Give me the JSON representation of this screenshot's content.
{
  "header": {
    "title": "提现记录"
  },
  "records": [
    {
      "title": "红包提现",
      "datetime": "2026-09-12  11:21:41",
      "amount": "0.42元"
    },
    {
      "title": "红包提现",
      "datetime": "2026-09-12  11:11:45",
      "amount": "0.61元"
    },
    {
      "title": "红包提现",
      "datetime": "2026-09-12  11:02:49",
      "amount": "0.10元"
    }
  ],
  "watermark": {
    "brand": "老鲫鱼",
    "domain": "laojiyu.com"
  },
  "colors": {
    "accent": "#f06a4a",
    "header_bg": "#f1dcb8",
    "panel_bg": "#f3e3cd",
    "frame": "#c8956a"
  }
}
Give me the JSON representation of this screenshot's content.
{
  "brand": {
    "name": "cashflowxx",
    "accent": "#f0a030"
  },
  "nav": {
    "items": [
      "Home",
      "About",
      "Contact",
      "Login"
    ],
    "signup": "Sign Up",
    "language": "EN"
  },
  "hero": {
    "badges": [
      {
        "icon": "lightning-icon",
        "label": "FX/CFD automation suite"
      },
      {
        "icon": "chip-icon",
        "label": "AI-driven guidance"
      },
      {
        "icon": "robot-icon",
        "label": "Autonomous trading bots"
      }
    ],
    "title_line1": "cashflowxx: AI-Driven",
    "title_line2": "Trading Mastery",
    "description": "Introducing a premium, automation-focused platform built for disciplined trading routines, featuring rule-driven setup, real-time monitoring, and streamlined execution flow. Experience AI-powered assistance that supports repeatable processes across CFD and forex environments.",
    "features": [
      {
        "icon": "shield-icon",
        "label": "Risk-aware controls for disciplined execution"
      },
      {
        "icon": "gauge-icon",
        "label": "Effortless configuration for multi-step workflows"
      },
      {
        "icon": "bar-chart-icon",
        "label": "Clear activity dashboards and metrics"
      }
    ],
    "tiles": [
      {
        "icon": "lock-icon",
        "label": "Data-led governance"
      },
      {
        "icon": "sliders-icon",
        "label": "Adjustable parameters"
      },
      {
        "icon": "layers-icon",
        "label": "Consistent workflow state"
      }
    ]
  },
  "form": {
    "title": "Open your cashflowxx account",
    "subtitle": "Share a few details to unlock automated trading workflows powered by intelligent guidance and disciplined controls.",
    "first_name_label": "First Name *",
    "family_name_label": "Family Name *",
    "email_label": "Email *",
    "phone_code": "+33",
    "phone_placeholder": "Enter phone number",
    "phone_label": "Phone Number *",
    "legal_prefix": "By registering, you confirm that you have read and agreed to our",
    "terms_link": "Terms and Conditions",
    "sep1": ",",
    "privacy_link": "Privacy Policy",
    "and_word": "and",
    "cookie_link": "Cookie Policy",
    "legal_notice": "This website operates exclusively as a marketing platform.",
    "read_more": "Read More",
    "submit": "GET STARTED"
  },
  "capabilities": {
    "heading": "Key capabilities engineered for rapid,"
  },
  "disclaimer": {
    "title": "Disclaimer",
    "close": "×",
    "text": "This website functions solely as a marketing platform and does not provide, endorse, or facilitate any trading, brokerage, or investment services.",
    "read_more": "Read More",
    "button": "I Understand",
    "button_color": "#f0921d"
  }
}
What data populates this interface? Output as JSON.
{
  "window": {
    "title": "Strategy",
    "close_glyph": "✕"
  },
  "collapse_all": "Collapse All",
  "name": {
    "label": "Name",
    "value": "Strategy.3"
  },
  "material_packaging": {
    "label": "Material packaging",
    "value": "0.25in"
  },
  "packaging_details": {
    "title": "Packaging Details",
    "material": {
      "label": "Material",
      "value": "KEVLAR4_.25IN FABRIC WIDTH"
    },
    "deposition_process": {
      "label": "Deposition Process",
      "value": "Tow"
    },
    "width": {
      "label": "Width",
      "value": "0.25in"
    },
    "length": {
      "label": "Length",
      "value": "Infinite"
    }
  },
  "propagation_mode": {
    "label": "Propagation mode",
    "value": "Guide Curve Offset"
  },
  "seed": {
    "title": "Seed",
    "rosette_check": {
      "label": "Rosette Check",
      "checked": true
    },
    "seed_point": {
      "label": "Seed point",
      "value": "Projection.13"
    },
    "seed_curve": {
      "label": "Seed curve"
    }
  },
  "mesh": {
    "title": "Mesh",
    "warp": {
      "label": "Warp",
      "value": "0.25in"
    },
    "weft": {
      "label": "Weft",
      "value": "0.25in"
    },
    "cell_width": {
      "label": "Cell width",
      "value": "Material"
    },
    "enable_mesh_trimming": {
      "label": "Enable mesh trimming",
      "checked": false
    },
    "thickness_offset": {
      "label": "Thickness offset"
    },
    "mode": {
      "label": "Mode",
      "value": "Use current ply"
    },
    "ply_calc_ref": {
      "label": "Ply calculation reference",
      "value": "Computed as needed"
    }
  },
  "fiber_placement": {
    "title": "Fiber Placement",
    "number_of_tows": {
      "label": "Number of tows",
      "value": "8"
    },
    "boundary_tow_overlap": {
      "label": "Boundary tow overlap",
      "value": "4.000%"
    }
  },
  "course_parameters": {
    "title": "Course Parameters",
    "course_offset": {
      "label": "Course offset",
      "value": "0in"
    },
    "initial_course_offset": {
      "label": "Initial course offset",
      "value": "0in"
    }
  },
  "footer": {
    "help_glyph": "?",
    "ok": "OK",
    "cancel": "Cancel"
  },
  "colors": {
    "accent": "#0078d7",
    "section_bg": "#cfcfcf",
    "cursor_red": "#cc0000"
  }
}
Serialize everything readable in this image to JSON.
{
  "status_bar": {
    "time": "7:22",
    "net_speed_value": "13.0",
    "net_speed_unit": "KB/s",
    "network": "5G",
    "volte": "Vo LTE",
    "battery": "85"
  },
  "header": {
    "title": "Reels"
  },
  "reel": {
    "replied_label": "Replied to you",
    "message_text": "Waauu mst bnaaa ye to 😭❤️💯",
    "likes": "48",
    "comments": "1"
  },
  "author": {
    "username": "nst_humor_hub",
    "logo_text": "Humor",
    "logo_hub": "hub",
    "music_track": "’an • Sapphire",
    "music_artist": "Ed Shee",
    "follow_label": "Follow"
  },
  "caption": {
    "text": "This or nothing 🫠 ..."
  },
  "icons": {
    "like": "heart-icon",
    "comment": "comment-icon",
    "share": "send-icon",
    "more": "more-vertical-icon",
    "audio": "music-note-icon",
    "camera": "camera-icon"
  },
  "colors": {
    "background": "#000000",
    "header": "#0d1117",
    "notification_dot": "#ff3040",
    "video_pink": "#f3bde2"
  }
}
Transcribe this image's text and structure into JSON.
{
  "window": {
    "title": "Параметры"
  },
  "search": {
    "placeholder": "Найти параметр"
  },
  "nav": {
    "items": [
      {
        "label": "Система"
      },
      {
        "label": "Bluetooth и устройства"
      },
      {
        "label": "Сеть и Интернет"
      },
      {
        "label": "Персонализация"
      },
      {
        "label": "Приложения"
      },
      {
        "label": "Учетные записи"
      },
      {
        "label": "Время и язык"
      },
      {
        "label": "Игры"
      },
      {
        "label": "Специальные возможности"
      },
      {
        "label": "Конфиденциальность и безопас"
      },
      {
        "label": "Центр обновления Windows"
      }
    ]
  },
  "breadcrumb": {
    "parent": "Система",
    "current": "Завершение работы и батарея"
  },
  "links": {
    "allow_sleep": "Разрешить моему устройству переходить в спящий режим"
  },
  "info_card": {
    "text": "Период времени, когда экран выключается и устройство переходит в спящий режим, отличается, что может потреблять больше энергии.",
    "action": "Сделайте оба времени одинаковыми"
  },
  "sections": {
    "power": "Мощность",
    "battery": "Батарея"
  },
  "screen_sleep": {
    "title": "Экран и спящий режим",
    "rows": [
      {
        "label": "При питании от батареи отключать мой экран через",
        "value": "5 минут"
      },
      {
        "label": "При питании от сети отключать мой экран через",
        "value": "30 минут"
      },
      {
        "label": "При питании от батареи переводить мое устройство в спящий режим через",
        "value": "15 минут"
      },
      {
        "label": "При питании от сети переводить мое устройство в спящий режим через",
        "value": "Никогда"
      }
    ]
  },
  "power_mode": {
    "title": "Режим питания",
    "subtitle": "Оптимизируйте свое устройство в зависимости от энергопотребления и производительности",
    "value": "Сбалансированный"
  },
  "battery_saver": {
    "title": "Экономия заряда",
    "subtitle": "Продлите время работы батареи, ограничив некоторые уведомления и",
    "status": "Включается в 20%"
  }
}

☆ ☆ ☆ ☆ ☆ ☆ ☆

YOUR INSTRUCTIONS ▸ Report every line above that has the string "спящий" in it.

EXERCISE SOLUTION ▸
    "allow_sleep": "Разрешить моему устройству переходить в спящий режим"
    "text": "Период времени, когда экран выключается и устройство переходит в спящий режим, отличается, что может потреблять больше энергии.",
    "title": "Экран и спящий режим",
        "label": "При питании от батареи переводить мое устройство в спящий режим через",
        "label": "При питании от сети переводить мое устройство в спящий режим через",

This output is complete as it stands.